[DATA SHOWN — start]

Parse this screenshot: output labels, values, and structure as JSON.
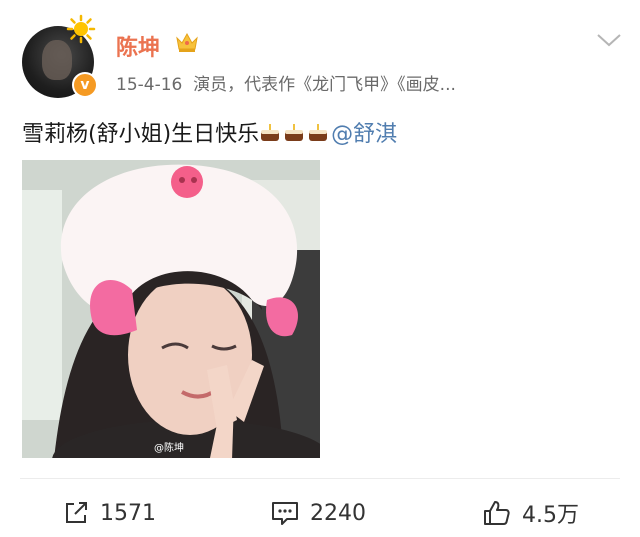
{
  "header": {
    "username": "陈坤",
    "timestamp": "15-4-16",
    "description": "演员，代表作《龙门飞甲》《画皮...",
    "badge_text": "v"
  },
  "post": {
    "text": "雪莉杨(舒小姐)生日快乐",
    "mention": "@舒淇"
  },
  "photo": {
    "watermark": "@陈坤"
  },
  "actions": {
    "repost_count": "1571",
    "comment_count": "2240",
    "like_count": "4.5万"
  },
  "colors": {
    "username": "#eb7350",
    "mention": "#507daf",
    "verified": "#f59a23"
  }
}
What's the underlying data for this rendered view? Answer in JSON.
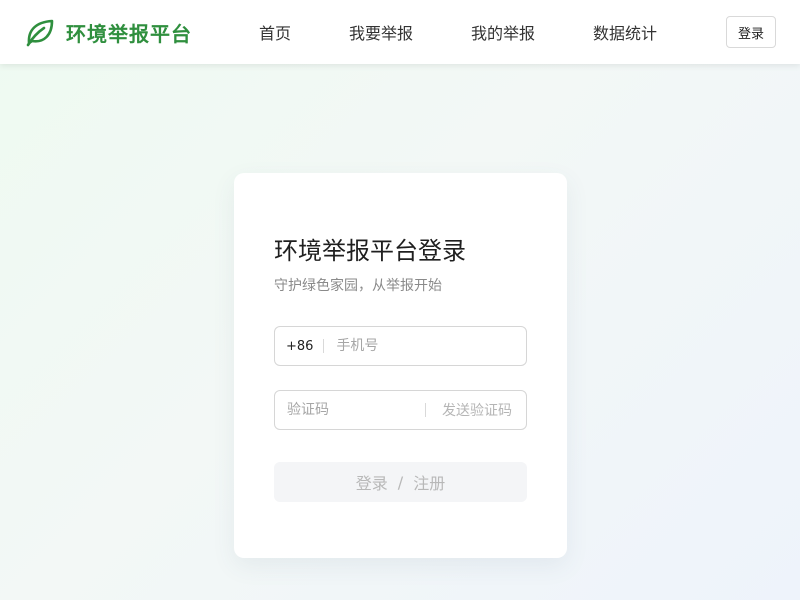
{
  "header": {
    "brand_name": "环境举报平台",
    "brand_logo_icon": "leaf-icon",
    "brand_color": "#2f8f3e",
    "nav": [
      {
        "label": "首页"
      },
      {
        "label": "我要举报"
      },
      {
        "label": "我的举报"
      },
      {
        "label": "数据统计"
      }
    ],
    "login_label": "登录"
  },
  "login": {
    "title": "环境举报平台登录",
    "subtitle": "守护绿色家园，从举报开始",
    "phone": {
      "prefix": "+86",
      "placeholder": "手机号",
      "value": ""
    },
    "code": {
      "placeholder": "验证码",
      "value": "",
      "send_label": "发送验证码"
    },
    "submit": {
      "login_label": "登录",
      "separator": "/",
      "register_label": "注册"
    }
  }
}
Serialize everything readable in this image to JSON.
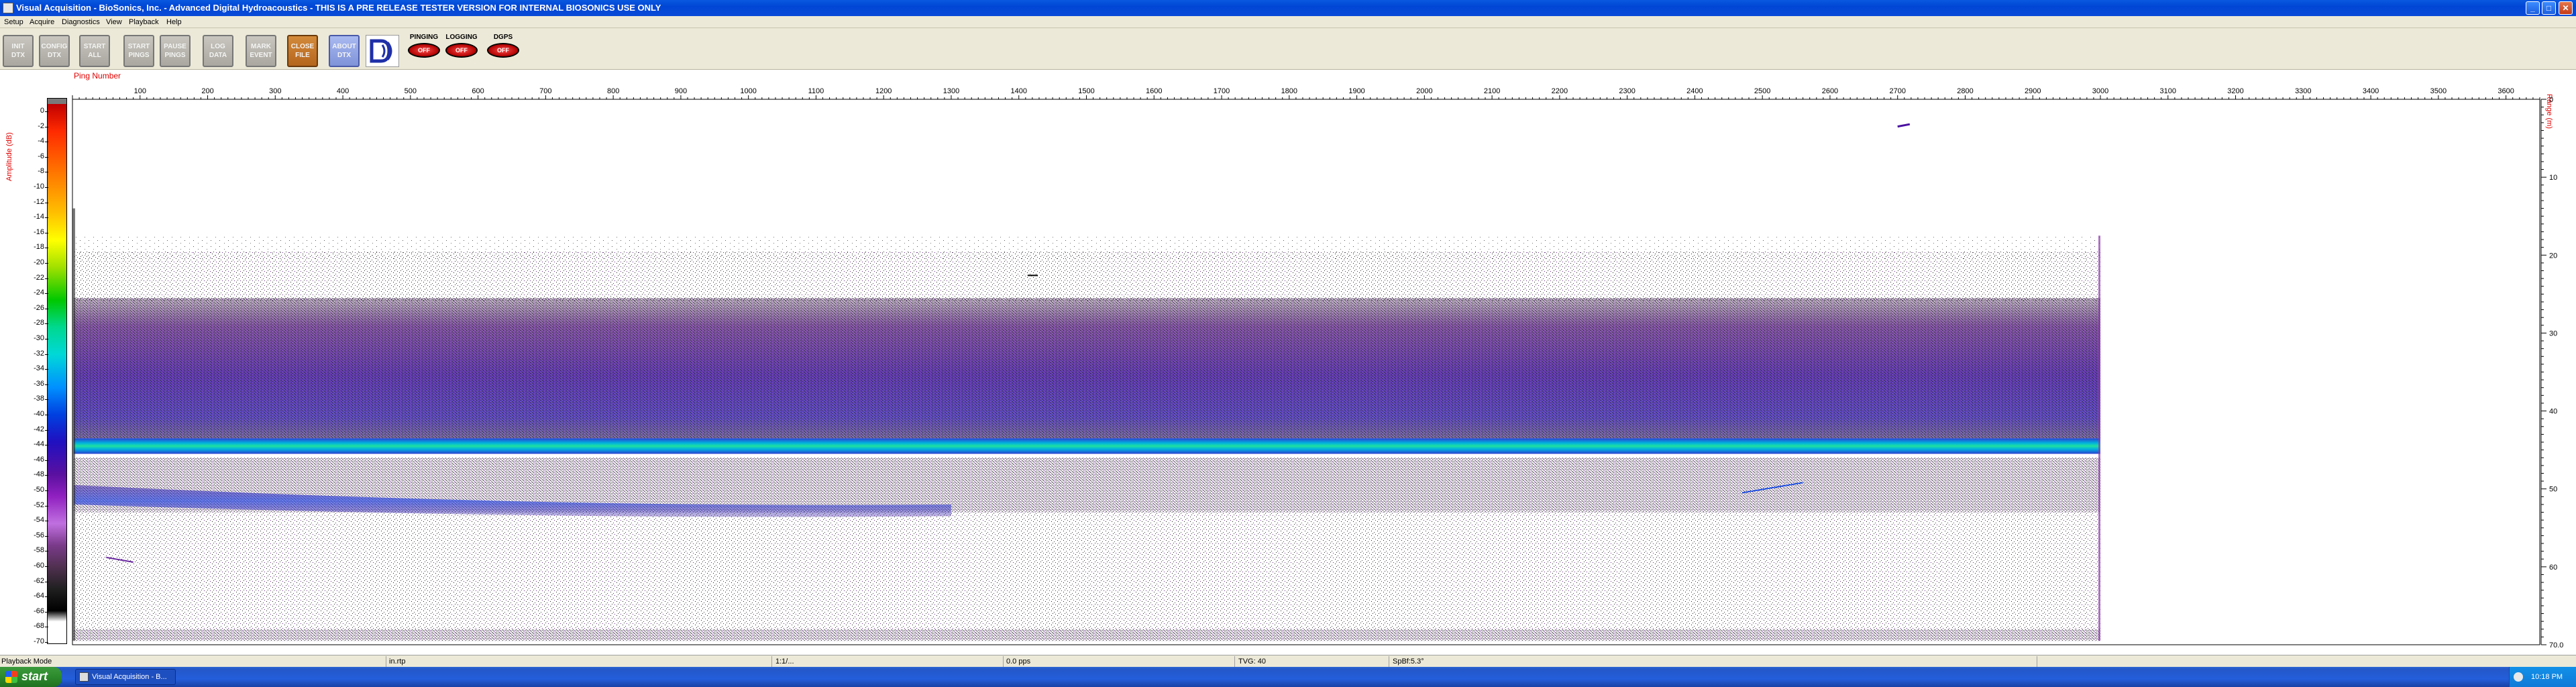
{
  "window": {
    "title": "Visual Acquisition  -  BioSonics, Inc.  -  Advanced Digital Hydroacoustics  -  THIS IS A PRE RELEASE TESTER VERSION FOR INTERNAL BIOSONICS USE ONLY"
  },
  "menu": [
    "Setup",
    "Acquire",
    "Diagnostics",
    "View",
    "Playback",
    "Help"
  ],
  "toolbar": {
    "buttons": [
      {
        "line1": "INIT",
        "line2": "DTX"
      },
      {
        "line1": "CONFIG",
        "line2": "DTX"
      },
      {
        "line1": "START",
        "line2": "ALL"
      },
      {
        "line1": "START",
        "line2": "PINGS"
      },
      {
        "line1": "PAUSE",
        "line2": "PINGS"
      },
      {
        "line1": "LOG",
        "line2": "DATA"
      },
      {
        "line1": "MARK",
        "line2": "EVENT"
      },
      {
        "line1": "CLOSE",
        "line2": "FILE"
      },
      {
        "line1": "ABOUT",
        "line2": "DTX"
      }
    ],
    "indicators": [
      {
        "label": "PINGING",
        "state": "OFF"
      },
      {
        "label": "LOGGING",
        "state": "OFF"
      },
      {
        "label": "DGPS",
        "state": "OFF"
      }
    ]
  },
  "echogram": {
    "x_axis_label": "Ping Number",
    "x_ticks": [
      "100",
      "200",
      "300",
      "400",
      "500",
      "600",
      "700",
      "800",
      "900",
      "1000",
      "1100",
      "1200",
      "1300",
      "1400",
      "1500",
      "1600",
      "1700",
      "1800",
      "1900",
      "2000",
      "2100",
      "2200",
      "2300",
      "2400",
      "2500",
      "2600",
      "2700",
      "2800",
      "2900",
      "3000",
      "3100",
      "3200",
      "3300",
      "3400",
      "3500",
      "3600"
    ],
    "right_axis_label": "Range (m)",
    "right_ticks": [
      "0",
      "10",
      "20",
      "30",
      "40",
      "50",
      "60",
      "70.0"
    ],
    "colorbar_label": "Amplitude (dB)",
    "colorbar_ticks": [
      "0",
      "-2",
      "-4",
      "-6",
      "-8",
      "-10",
      "-12",
      "-14",
      "-16",
      "-18",
      "-20",
      "-22",
      "-24",
      "-26",
      "-28",
      "-30",
      "-32",
      "-34",
      "-36",
      "-38",
      "-40",
      "-42",
      "-44",
      "-46",
      "-48",
      "-50",
      "-52",
      "-54",
      "-56",
      "-58",
      "-60",
      "-62",
      "-64",
      "-66",
      "-68",
      "-70"
    ]
  },
  "chart_data": {
    "type": "heatmap",
    "x_axis_label": "Ping Number",
    "x_range": [
      0,
      3650
    ],
    "data_ping_range": [
      0,
      3000
    ],
    "y_axis_label": "Range (m)",
    "y_range": [
      0,
      70
    ],
    "y_ticks": [
      0,
      10,
      20,
      30,
      40,
      50,
      60,
      70
    ],
    "colorbar": {
      "label": "Amplitude (dB)",
      "range": [
        0,
        -70
      ],
      "step": 2
    }
  },
  "status": {
    "mode": "Playback Mode",
    "field2": "in.rtp",
    "field3": "1:1/...",
    "field4": "0.0 pps",
    "field5": "TVG: 40",
    "field6": "SpBf:5.3°"
  },
  "taskbar": {
    "start": "start",
    "task": "Visual Acquisition  -  B...",
    "clock": "10:18 PM"
  }
}
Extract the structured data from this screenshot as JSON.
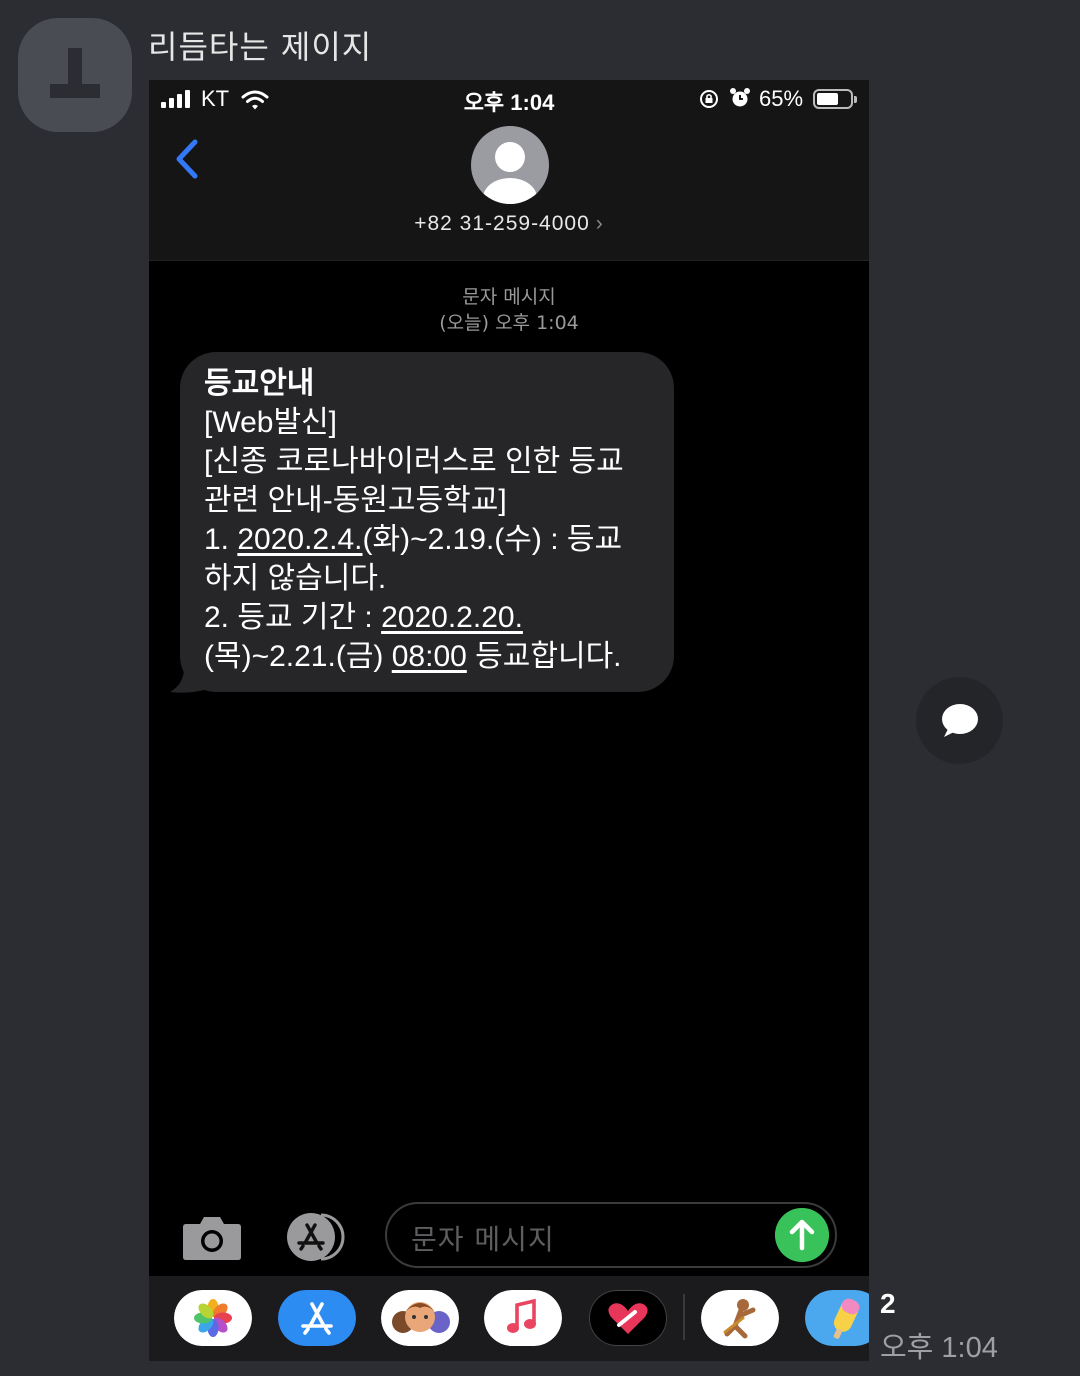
{
  "chat": {
    "sender_name": "리듬타는 제이지",
    "unread_count": "2",
    "time": "오후 1:04"
  },
  "screenshot": {
    "status_bar": {
      "carrier": "KT",
      "time": "오후 1:04",
      "battery": "65%",
      "battery_level": 0.65
    },
    "contact": {
      "phone": "+82 31-259-4000",
      "chevron": "›"
    },
    "thread_meta": {
      "type": "문자 메시지",
      "timestamp": "(오늘) 오후 1:04"
    },
    "message": {
      "title": "등교안내",
      "l2": "[Web발신]",
      "l3": "[신종 코로나바이러스로 인한 등교",
      "l4": "관련 안내-동원고등학교]",
      "l5_pre": "1. ",
      "l5_link": "2020.2.4.",
      "l5_post": "(화)~2.19.(수) : 등교",
      "l6": "하지 않습니다.",
      "l7_pre": "2. 등교 기간 : ",
      "l7_link": "2020.2.20.",
      "l8_pre": "(목)~2.21.(금) ",
      "l8_link": "08:00",
      "l8_post": " 등교합니다."
    },
    "composer": {
      "placeholder": "문자 메시지"
    },
    "app_drawer": [
      "photos-app",
      "app-store-app",
      "memoji-app",
      "music-app",
      "digital-touch-app",
      "sticker-app",
      "popsicle-sticker-app"
    ]
  },
  "colors": {
    "background": "#2b2d33",
    "bubble": "#262628",
    "accent_blue": "#3478f6",
    "send_green": "#39c25a"
  }
}
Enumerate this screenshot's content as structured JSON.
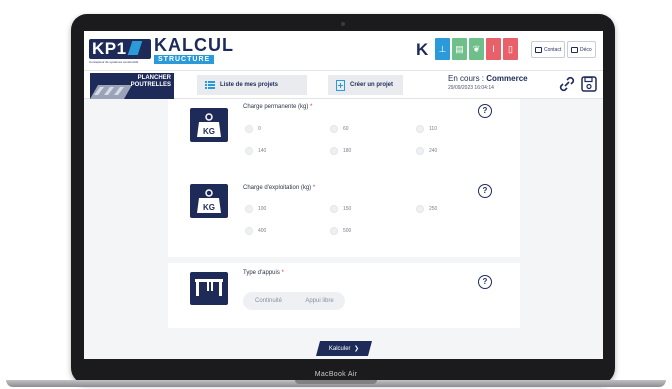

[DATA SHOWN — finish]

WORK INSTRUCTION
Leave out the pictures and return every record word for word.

SOLUTION FOR THIS TASK
Parse this screenshot: output labels, values, and structure as JSON.
{
  "header": {
    "username": "陈坤",
    "timestamp": "15-4-16",
    "description": "演员，代表作《龙门飞甲》《画皮...",
    "badge_text": "v"
  },
  "post": {
    "text": "雪莉杨(舒小姐)生日快乐",
    "mention": "@舒淇"
  },
  "photo": {
    "watermark": "@陈坤"
  },
  "actions": {
    "repost_count": "1571",
    "comment_count": "2240",
    "like_count": "4.5万"
  },
  "colors": {
    "username": "#eb7350",
    "mention": "#507daf",
    "verified": "#f59a23"
  }
}
What's the underlying data for this rendered view? Answer in JSON.
{
  "header": {
    "brand_name": "环境举报平台",
    "brand_logo_icon": "leaf-icon",
    "brand_color": "#2f8f3e",
    "nav": [
      {
        "label": "首页"
      },
      {
        "label": "我要举报"
      },
      {
        "label": "我的举报"
      },
      {
        "label": "数据统计"
      }
    ],
    "login_label": "登录"
  },
  "login": {
    "title": "环境举报平台登录",
    "subtitle": "守护绿色家园，从举报开始",
    "phone": {
      "prefix": "+86",
      "placeholder": "手机号",
      "value": ""
    },
    "code": {
      "placeholder": "验证码",
      "value": "",
      "send_label": "发送验证码"
    },
    "submit": {
      "login_label": "登录",
      "separator": "/",
      "register_label": "注册"
    }
  }
}
Serialize everything readable in this image to JSON.
{
  "window": {
    "title": "Visual Acquisition  -  BioSonics, Inc.  -  Advanced Digital Hydroacoustics  -  THIS IS A PRE RELEASE TESTER VERSION FOR INTERNAL BIOSONICS USE ONLY"
  },
  "menu": [
    "Setup",
    "Acquire",
    "Diagnostics",
    "View",
    "Playback",
    "Help"
  ],
  "toolbar": {
    "buttons": [
      {
        "line1": "INIT",
        "line2": "DTX"
      },
      {
        "line1": "CONFIG",
        "line2": "DTX"
      },
      {
        "line1": "START",
        "line2": "ALL"
      },
      {
        "line1": "START",
        "line2": "PINGS"
      },
      {
        "line1": "PAUSE",
        "line2": "PINGS"
      },
      {
        "line1": "LOG",
        "line2": "DATA"
      },
      {
        "line1": "MARK",
        "line2": "EVENT"
      },
      {
        "line1": "CLOSE",
        "line2": "FILE"
      },
      {
        "line1": "ABOUT",
        "line2": "DTX"
      }
    ],
    "indicators": [
      {
        "label": "PINGING",
        "state": "OFF"
      },
      {
        "label": "LOGGING",
        "state": "OFF"
      },
      {
        "label": "DGPS",
        "state": "OFF"
      }
    ]
  },
  "echogram": {
    "x_axis_label": "Ping Number",
    "x_ticks": [
      "100",
      "200",
      "300",
      "400",
      "500",
      "600",
      "700",
      "800",
      "900",
      "1000",
      "1100",
      "1200",
      "1300",
      "1400",
      "1500",
      "1600",
      "1700",
      "1800",
      "1900",
      "2000",
      "2100",
      "2200",
      "2300",
      "2400",
      "2500",
      "2600",
      "2700",
      "2800",
      "2900",
      "3000",
      "3100",
      "3200",
      "3300",
      "3400",
      "3500",
      "3600"
    ],
    "right_axis_label": "Range (m)",
    "right_ticks": [
      "0",
      "10",
      "20",
      "30",
      "40",
      "50",
      "60",
      "70.0"
    ],
    "colorbar_label": "Amplitude (dB)",
    "colorbar_ticks": [
      "0",
      "-2",
      "-4",
      "-6",
      "-8",
      "-10",
      "-12",
      "-14",
      "-16",
      "-18",
      "-20",
      "-22",
      "-24",
      "-26",
      "-28",
      "-30",
      "-32",
      "-34",
      "-36",
      "-38",
      "-40",
      "-42",
      "-44",
      "-46",
      "-48",
      "-50",
      "-52",
      "-54",
      "-56",
      "-58",
      "-60",
      "-62",
      "-64",
      "-66",
      "-68",
      "-70"
    ]
  },
  "chart_data": {
    "type": "heatmap",
    "x_axis_label": "Ping Number",
    "x_range": [
      0,
      3650
    ],
    "data_ping_range": [
      0,
      3000
    ],
    "y_axis_label": "Range (m)",
    "y_range": [
      0,
      70
    ],
    "y_ticks": [
      0,
      10,
      20,
      30,
      40,
      50,
      60,
      70
    ],
    "colorbar": {
      "label": "Amplitude (dB)",
      "range": [
        0,
        -70
      ],
      "step": 2
    }
  },
  "status": {
    "mode": "Playback Mode",
    "field2": "in.rtp",
    "field3": "1:1/...",
    "field4": "0.0 pps",
    "field5": "TVG: 40",
    "field6": "SpBf:5.3°"
  },
  "taskbar": {
    "start": "start",
    "task": "Visual Acquisition  -  B...",
    "clock": "10:18 PM"
  }
}
Extract the structured data from this screenshot as JSON.
{
  "chat": {
    "sender_name": "리듬타는 제이지",
    "unread_count": "2",
    "time": "오후 1:04"
  },
  "screenshot": {
    "status_bar": {
      "carrier": "KT",
      "time": "오후 1:04",
      "battery": "65%",
      "battery_level": 0.65
    },
    "contact": {
      "phone": "+82 31-259-4000",
      "chevron": "›"
    },
    "thread_meta": {
      "type": "문자 메시지",
      "timestamp": "(오늘) 오후 1:04"
    },
    "message": {
      "title": "등교안내",
      "l2": "[Web발신]",
      "l3": "[신종 코로나바이러스로 인한 등교",
      "l4": "관련 안내-동원고등학교]",
      "l5_pre": "1. ",
      "l5_link": "2020.2.4.",
      "l5_post": "(화)~2.19.(수) : 등교",
      "l6": "하지 않습니다.",
      "l7_pre": "2. 등교 기간 : ",
      "l7_link": "2020.2.20.",
      "l8_pre": "(목)~2.21.(금) ",
      "l8_link": "08:00",
      "l8_post": " 등교합니다."
    },
    "composer": {
      "placeholder": "문자 메시지"
    },
    "app_drawer": [
      "photos-app",
      "app-store-app",
      "memoji-app",
      "music-app",
      "digital-touch-app",
      "sticker-app",
      "popsicle-sticker-app"
    ]
  },
  "colors": {
    "background": "#2b2d33",
    "bubble": "#262628",
    "accent_blue": "#3478f6",
    "send_green": "#39c25a"
  }
}
Enumerate this screenshot's content as structured JSON.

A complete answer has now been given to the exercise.